- _What the task requires_
Aim for an exact copy of the listing, without any images.

- _Source data_
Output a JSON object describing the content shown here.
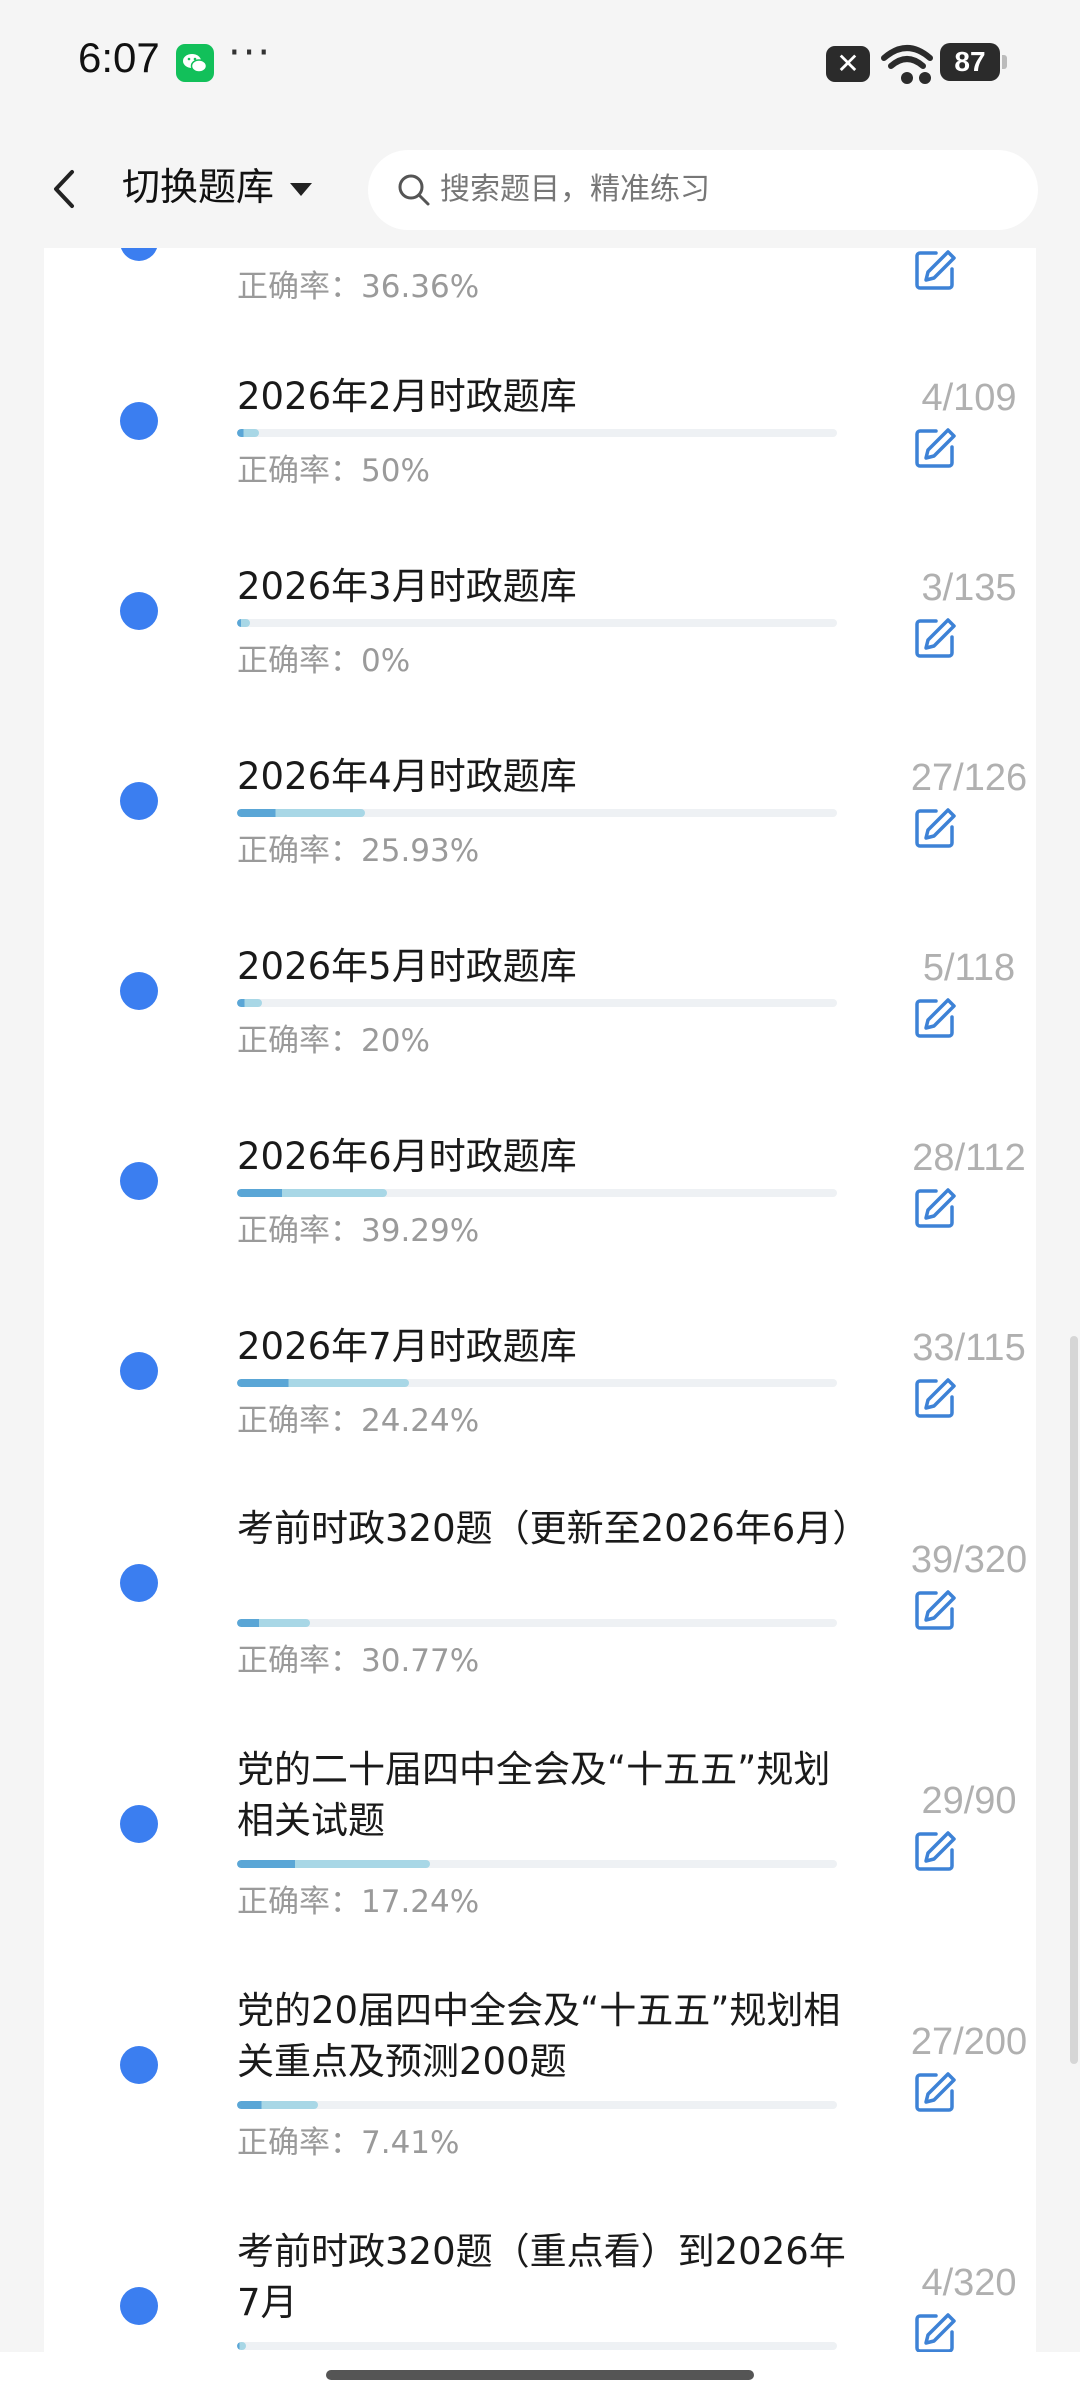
{
  "status_bar": {
    "time": "6:07",
    "more": "···",
    "battery": "87",
    "icons": [
      "wechat-icon",
      "close-notification-icon",
      "wifi-icon",
      "battery-icon"
    ]
  },
  "header": {
    "back_icon": "chevron-left-icon",
    "switch_label": "切换题库",
    "search_placeholder": "搜索题目，精准练习"
  },
  "colors": {
    "dot": "#3b7ef0",
    "edit_icon": "#3d82d6",
    "progress_dark": "#5aa6d6",
    "progress_light": "#a8d7e6",
    "text_muted": "#9a9a9a"
  },
  "top_partial": {
    "accuracy": "正确率：36.36%"
  },
  "items": [
    {
      "title": "2026年2月时政题库",
      "count": "4/109",
      "accuracy": "正确率：50%",
      "progress": 0.037
    },
    {
      "title": "2026年3月时政题库",
      "count": "3/135",
      "accuracy": "正确率：0%",
      "progress": 0.022
    },
    {
      "title": "2026年4月时政题库",
      "count": "27/126",
      "accuracy": "正确率：25.93%",
      "progress": 0.214
    },
    {
      "title": "2026年5月时政题库",
      "count": "5/118",
      "accuracy": "正确率：20%",
      "progress": 0.042
    },
    {
      "title": "2026年6月时政题库",
      "count": "28/112",
      "accuracy": "正确率：39.29%",
      "progress": 0.25
    },
    {
      "title": "2026年7月时政题库",
      "count": "33/115",
      "accuracy": "正确率：24.24%",
      "progress": 0.287
    },
    {
      "title": "考前时政320题（更新至2026年6月）",
      "count": "39/320",
      "accuracy": "正确率：30.77%",
      "progress": 0.122
    },
    {
      "title": "党的二十届四中全会及“十五五”规划相关试题",
      "count": "29/90",
      "accuracy": "正确率：17.24%",
      "progress": 0.322
    },
    {
      "title": "党的20届四中全会及“十五五”规划相关重点及预测200题",
      "count": "27/200",
      "accuracy": "正确率：7.41%",
      "progress": 0.135
    },
    {
      "title": "考前时政320题（重点看）到2026年7月",
      "count": "4/320",
      "accuracy": "",
      "progress": 0.0125
    }
  ]
}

- _Worked solution_
Output a JSON object describing the content shown here.
{
  "status_bar": {
    "time": "6:07",
    "more": "···",
    "battery": "87",
    "icons": [
      "wechat-icon",
      "close-notification-icon",
      "wifi-icon",
      "battery-icon"
    ]
  },
  "header": {
    "back_icon": "chevron-left-icon",
    "switch_label": "切换题库",
    "search_placeholder": "搜索题目，精准练习"
  },
  "colors": {
    "dot": "#3b7ef0",
    "edit_icon": "#3d82d6",
    "progress_dark": "#5aa6d6",
    "progress_light": "#a8d7e6",
    "text_muted": "#9a9a9a"
  },
  "top_partial": {
    "accuracy": "正确率：36.36%"
  },
  "items": [
    {
      "title": "2026年2月时政题库",
      "count": "4/109",
      "accuracy": "正确率：50%",
      "progress": 0.037
    },
    {
      "title": "2026年3月时政题库",
      "count": "3/135",
      "accuracy": "正确率：0%",
      "progress": 0.022
    },
    {
      "title": "2026年4月时政题库",
      "count": "27/126",
      "accuracy": "正确率：25.93%",
      "progress": 0.214
    },
    {
      "title": "2026年5月时政题库",
      "count": "5/118",
      "accuracy": "正确率：20%",
      "progress": 0.042
    },
    {
      "title": "2026年6月时政题库",
      "count": "28/112",
      "accuracy": "正确率：39.29%",
      "progress": 0.25
    },
    {
      "title": "2026年7月时政题库",
      "count": "33/115",
      "accuracy": "正确率：24.24%",
      "progress": 0.287
    },
    {
      "title": "考前时政320题（更新至2026年6月）",
      "count": "39/320",
      "accuracy": "正确率：30.77%",
      "progress": 0.122
    },
    {
      "title": "党的二十届四中全会及“十五五”规划相关试题",
      "count": "29/90",
      "accuracy": "正确率：17.24%",
      "progress": 0.322
    },
    {
      "title": "党的20届四中全会及“十五五”规划相关重点及预测200题",
      "count": "27/200",
      "accuracy": "正确率：7.41%",
      "progress": 0.135
    },
    {
      "title": "考前时政320题（重点看）到2026年7月",
      "count": "4/320",
      "accuracy": "",
      "progress": 0.0125
    }
  ]
}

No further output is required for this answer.